The entire robot network, or “botnet,” consisted of thousands of hacked home computers spread across virtually every time zone in the world, he said. Dunker urged me not to take his word for it, but to check for myself the domain name server (DNS) settings of the Uncle Sam shop every few minutes. DNS acts as a kind of Internet white pages, by translating Web site names to numeric addresses that are easier for computers to navigate.
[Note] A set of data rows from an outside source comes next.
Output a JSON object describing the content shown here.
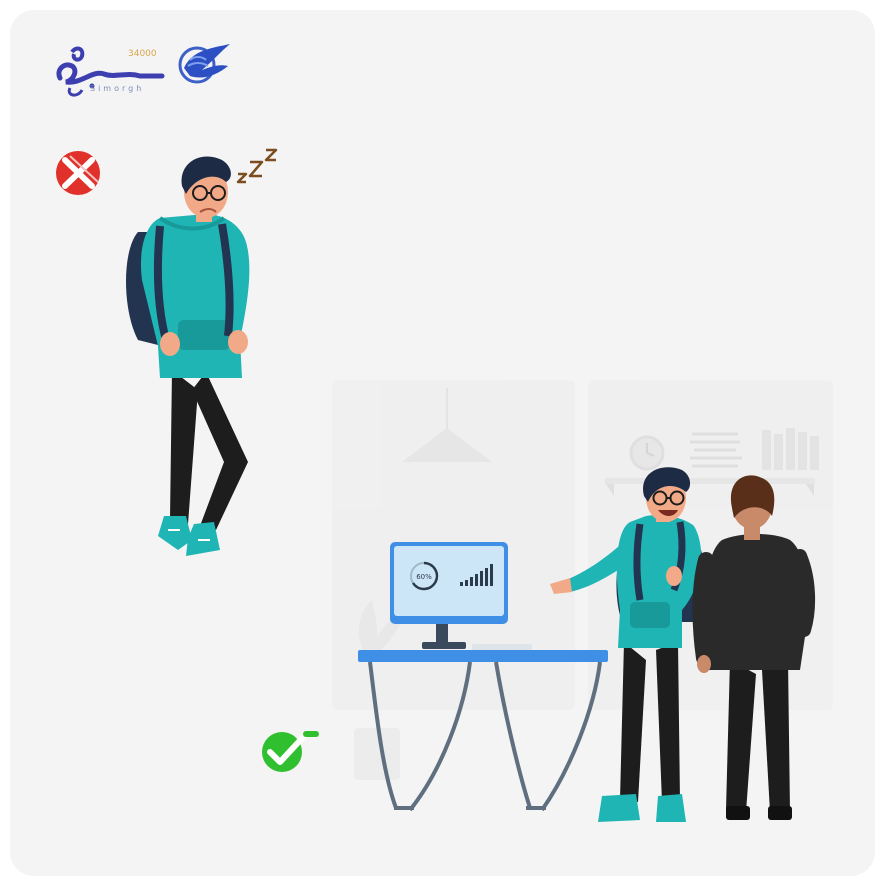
{
  "brand": {
    "name_fa": "سیمرغ",
    "name_en": "Simorgh",
    "number": "34000"
  },
  "monitor": {
    "progress_label": "60%"
  },
  "indicators": {
    "wrong_icon": "red-x-icon",
    "right_icon": "green-check-icon"
  },
  "colors": {
    "hoodie": "#1fb5b4",
    "desk_blue": "#3f8fe6",
    "wrong": "#e0322b",
    "right": "#2fbf2f",
    "card_bg": "#f4f4f4"
  }
}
The way this so-called “fast-flux” botnet works is that it automatically updates the DNS records of each site hosted in the Dark Cloud every few minutes, randomly shuffling the Internet address of every site on the network from one compromised machine to another in a bid to frustrate those who might try to take the sites offline.
This is a fascinating article by Brian Krebs about how the new hotness is to host your malware site on a constantly rotating network of compromised hosts.
It’s almost like the evil version of BitTorrent, except people don’t know they’re participating.
I also love how the systems are in different countries, so it’s harder to get jurisdiction to clean them all up. And when a few do get taken offline they get replaced with new ones.
You basically have a queue of potential hosts that the malware automatically enrolls new victims in, and when it’s your turn it’s your turn.
Stopping malware sites like these has always been a whack-a-mole proposition, but this takes it to a new extreme.
As a security person I cannot help but be impressed.